Girls star Jemima Kirke is fast becoming a beacon for feminism in the entertainment circles.
In April, she spoke candidly about an abortion she had when she was a university student; in May she expressed the need for shame to be taken out of women's fitness and just this week she rocked up to the CFDA Fashion Awards in a brilliant red gown with unshaven armpits.
The 30-year-old is full of powerful statements and her most recent interview might be her best yet.
Speaking to Refinery29, Kirke shed light on how she's careful not to criticise her physical appearance when she's around her four-year-old daughter and why it's so important to promote body confidence.
"I think it’s important for women around children, whether you’re a mother or not, to never talk about not liking yourself."
"I think a lot of women see themselves like Mr. Potato Heads. Like, if they could take this part away, if they could eliminate this part, they would look better. They don’t see themselves as a package. They see themselves as pieces," continues Kirke.
"My mum used to say to me, 'I think you’re beautiful. I think you’re perfect. I just want you to be happy. That's such a mixed message, though...even though she was saying she wanted me to be happy, it still came off as bullying," she said.
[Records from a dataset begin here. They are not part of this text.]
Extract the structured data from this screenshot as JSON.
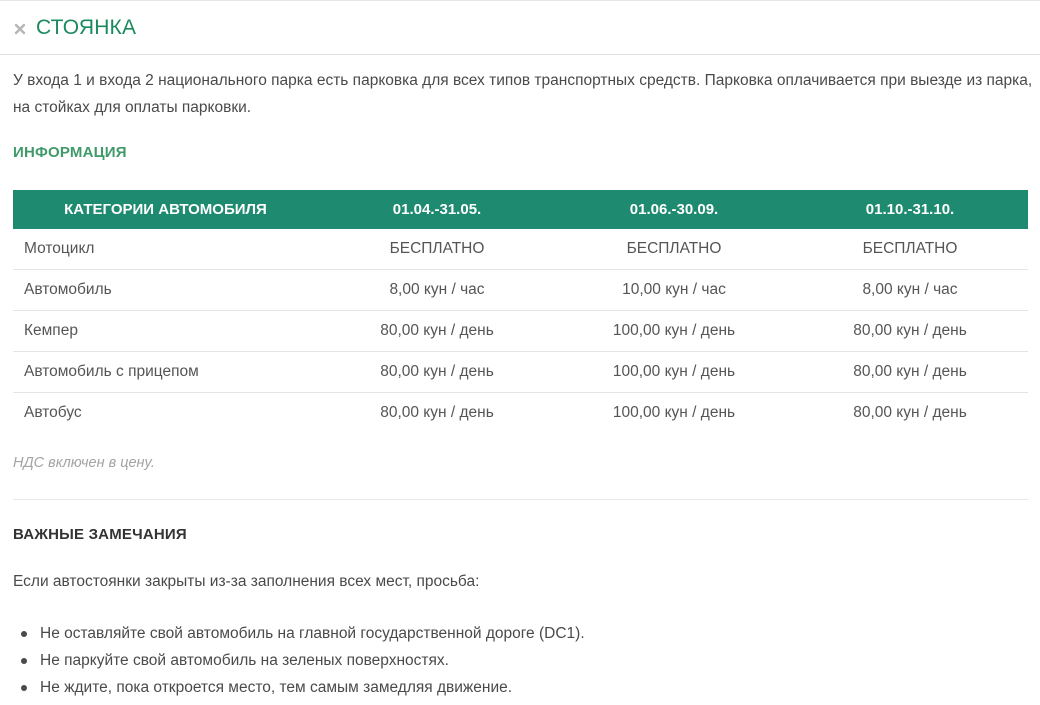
{
  "header": {
    "title": "СТОЯНКА",
    "close_icon": "close-icon"
  },
  "intro": "У входа 1 и входа 2 национального парка есть парковка для всех типов транспортных средств. Парковка оплачивается при выезде из парка, на стойках для оплаты парковки.",
  "info_title": "ИНФОРМАЦИЯ",
  "table": {
    "headers": [
      "КАТЕГОРИИ АВТОМОБИЛЯ",
      "01.04.-31.05.",
      "01.06.-30.09.",
      "01.10.-31.10."
    ],
    "rows": [
      [
        "Мотоцикл",
        "БЕСПЛАТНО",
        "БЕСПЛАТНО",
        "БЕСПЛАТНО"
      ],
      [
        "Автомобиль",
        "8,00 кун / час",
        "10,00 кун / час",
        "8,00 кун / час"
      ],
      [
        "Кемпер",
        "80,00 кун / день",
        "100,00 кун / день",
        "80,00 кун / день"
      ],
      [
        "Автомобиль с прицепом",
        "80,00 кун / день",
        "100,00 кун / день",
        "80,00 кун / день"
      ],
      [
        "Автобус",
        "80,00 кун / день",
        "100,00 кун / день",
        "80,00 кун / день"
      ]
    ]
  },
  "vat_note": "НДС включен в цену.",
  "notes": {
    "title": "ВАЖНЫЕ ЗАМЕЧАНИЯ",
    "lead": "Если автостоянки закрыты из-за заполнения всех мест, просьба:",
    "items": [
      "Не оставляйте свой автомобиль на главной государственной дороге (DC1).",
      "Не паркуйте свой автомобиль на зеленых поверхностях.",
      "Не ждите, пока откроется место, тем самым замедляя движение."
    ]
  },
  "colors": {
    "accent": "#1c8a5e",
    "table_header": "#1e8a70",
    "section_green": "#3f9a6a",
    "muted": "#a3a3a3"
  }
}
She recalls going out to dinner with her parents and her mum asking for the bread be taken away. "She would say, 'Listen, you can have it if you want it. I just thought you didn't want it.'" At the time, Jemima says she was on a watermelon-only diet - "It worked, for five minutes" — and that it was not her mother's idea, but that she encouraged it.
"She knew I wanted to be thinner...and she was always on a diet herself," she adds. "I think she meant well. I just think she wasn’t equipped."
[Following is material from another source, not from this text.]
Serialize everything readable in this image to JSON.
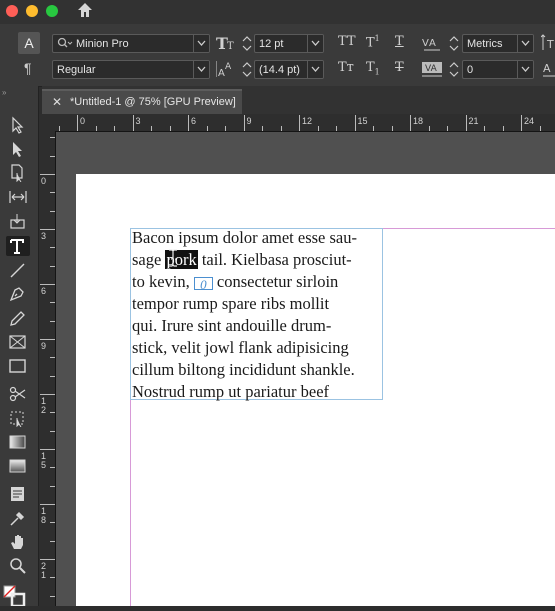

Kirke ensures she talks positively about food with her daughter, emphasising that 'good-for-you' and 'enjoyable' aren't mutually exclusive.
"You know what my daughter does now which is really cool? Whenever I come home she goes, 'Mum, I ate all my dinner!'"
"Then she’ll do things, like she’ll finish a puzzle, and be like, 'That’s 'cause I ate all my dinner.' So, now she’s gonna have the reverse. She’s gonna be eating a shit tonne."
She's also conscious of her opportunity to promote body confidence in Girls, which is written and directed by Lena Dunham, who Kirke has been friends with since high school.
"I got a text message yesterday from Lena saying, 'Do you mind showing ass this season?' I said, 'Well, I’ve shown my ass.' But, she was like, 'I mean, you’re gonna be f****** and I want to see the whole thrust action.'"
"I was tempted to say no, just because it’s not gonna be comfortable to do. But, I felt somewhat obligated as someone who’s on such a progressive show — as an artist, as a mother to a daughter — to show my body."
The hit television show has been praised for its realistic approach to on-screen nudity and sex, but that doesn't mean they haven't had their fair share of vitriolic comments.
"I hear a lot of men saying, 'Why do I have to see that?' I'm like, what do you mean, 'have to?' Like this is a punishment?"
"One thing I hate that they say about Lena is, 'She's so confident,'" Kirke adds. "That makes me really mad and it's really short-sighted, because I don’t think she’s confident. I think she’s brave. It's not that she's proud necessarily or showing off. It's that she's making an effort to fight the standard so that one day we'll stop calling nudity and self-love 'brave.' And, if people get mad because they see it as a big fuck-you, well then, they're fucking right. It is."